A website page titled ‘Interesting Facts About Hearing Loss’ tells us that noise-induced hearing loss “..is hearing loss due to exposure to either a sudden, loud noise or exposure to loud noise for a period of time. A dangerous sound is anything that is 85 dB (sound pressure level – SPL) or higher.” It goes on via an illustrated chart to say that busy city traffic is 85 dB (which can cause damage after 8 hours), hair dryers and gas mowers are around 90-95 dB and that chainsaws, rock concerts and leaf blowers are all between 105 and 115 dB. While it does mention that classroom noise can reach levels up to 65 dB, it does not mention what your television or car radio might level at on the dB scale, but it’s another constant noise that probably should be considered, just because of how long people, especially teens, will expose themselves to it.. Most notably if you have to turn it up to hear over the city traffic going on outside your windows. Neither does it mention the dB associated with the typical school-bus ride home.
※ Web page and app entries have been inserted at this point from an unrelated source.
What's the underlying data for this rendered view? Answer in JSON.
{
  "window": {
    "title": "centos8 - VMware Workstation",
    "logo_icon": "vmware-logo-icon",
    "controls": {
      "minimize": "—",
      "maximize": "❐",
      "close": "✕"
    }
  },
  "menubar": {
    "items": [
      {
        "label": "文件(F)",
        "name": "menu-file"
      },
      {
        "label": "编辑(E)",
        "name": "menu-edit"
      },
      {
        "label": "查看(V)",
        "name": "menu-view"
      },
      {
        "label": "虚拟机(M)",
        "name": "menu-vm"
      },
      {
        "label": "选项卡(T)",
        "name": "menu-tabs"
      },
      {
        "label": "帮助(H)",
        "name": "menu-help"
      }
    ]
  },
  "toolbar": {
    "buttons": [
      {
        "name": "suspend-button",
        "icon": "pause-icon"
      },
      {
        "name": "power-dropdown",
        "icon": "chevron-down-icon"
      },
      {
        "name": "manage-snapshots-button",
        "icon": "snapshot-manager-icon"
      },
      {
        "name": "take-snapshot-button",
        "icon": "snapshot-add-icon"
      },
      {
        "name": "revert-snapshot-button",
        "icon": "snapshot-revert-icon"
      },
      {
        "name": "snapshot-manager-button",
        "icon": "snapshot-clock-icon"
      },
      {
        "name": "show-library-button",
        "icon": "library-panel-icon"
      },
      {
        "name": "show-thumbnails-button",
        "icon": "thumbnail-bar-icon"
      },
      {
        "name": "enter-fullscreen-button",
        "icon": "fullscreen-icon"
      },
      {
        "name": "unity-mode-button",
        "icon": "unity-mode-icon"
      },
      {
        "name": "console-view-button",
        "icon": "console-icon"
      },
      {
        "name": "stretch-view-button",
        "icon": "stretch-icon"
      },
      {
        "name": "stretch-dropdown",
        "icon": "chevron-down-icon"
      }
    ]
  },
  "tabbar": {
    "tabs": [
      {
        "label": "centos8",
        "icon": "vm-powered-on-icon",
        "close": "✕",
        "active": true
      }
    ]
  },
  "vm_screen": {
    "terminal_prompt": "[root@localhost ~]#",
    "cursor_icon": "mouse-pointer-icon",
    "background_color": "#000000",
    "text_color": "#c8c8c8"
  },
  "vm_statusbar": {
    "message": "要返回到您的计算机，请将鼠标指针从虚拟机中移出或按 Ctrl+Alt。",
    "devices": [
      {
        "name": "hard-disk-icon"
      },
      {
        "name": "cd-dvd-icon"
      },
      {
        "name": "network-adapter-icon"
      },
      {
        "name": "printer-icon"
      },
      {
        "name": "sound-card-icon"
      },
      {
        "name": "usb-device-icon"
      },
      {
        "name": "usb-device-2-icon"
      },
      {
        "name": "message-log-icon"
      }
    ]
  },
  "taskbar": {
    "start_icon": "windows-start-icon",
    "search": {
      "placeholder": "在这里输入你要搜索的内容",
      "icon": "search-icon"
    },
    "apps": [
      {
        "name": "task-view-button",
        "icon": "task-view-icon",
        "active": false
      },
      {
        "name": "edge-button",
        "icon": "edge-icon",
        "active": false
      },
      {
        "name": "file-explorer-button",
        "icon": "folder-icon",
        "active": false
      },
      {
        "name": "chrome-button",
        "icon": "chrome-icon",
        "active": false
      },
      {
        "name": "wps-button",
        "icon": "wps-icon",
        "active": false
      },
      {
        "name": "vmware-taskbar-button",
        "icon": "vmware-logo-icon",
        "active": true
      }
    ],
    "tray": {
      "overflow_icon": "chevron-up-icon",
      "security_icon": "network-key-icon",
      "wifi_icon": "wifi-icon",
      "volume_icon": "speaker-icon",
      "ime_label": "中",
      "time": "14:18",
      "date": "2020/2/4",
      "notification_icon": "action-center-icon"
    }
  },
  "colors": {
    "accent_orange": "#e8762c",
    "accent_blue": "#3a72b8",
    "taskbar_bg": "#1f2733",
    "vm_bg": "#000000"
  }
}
Many sounds we don‘t think of as loud, from those you are focused on actively listening to, to background noise of streets, televisions, radio and yet those mp3 player earbuds, are all adding up together to accumulated damage to your ears. There is great common sense in investing in dB limiting earbuds or headphones and being careful not to let the volume keep inching higher, but complete blame cannot be set squarely on any one noise-producer’s shoulders, not when the world is filled with loud noises, most beyond your control to stifle. The most you can do is invest in safer earbuds, keeping the windows and doors closed when watching television so you won’t be fighting to hear dialog over traffic, perhaps get some earplugs if your street is constantly prone to loud traffic and of course to become worse than your own parents were about your stereo and even when you can’t hear it because they have the earbuds on, start in on nagging your teens to ‘turn it down!’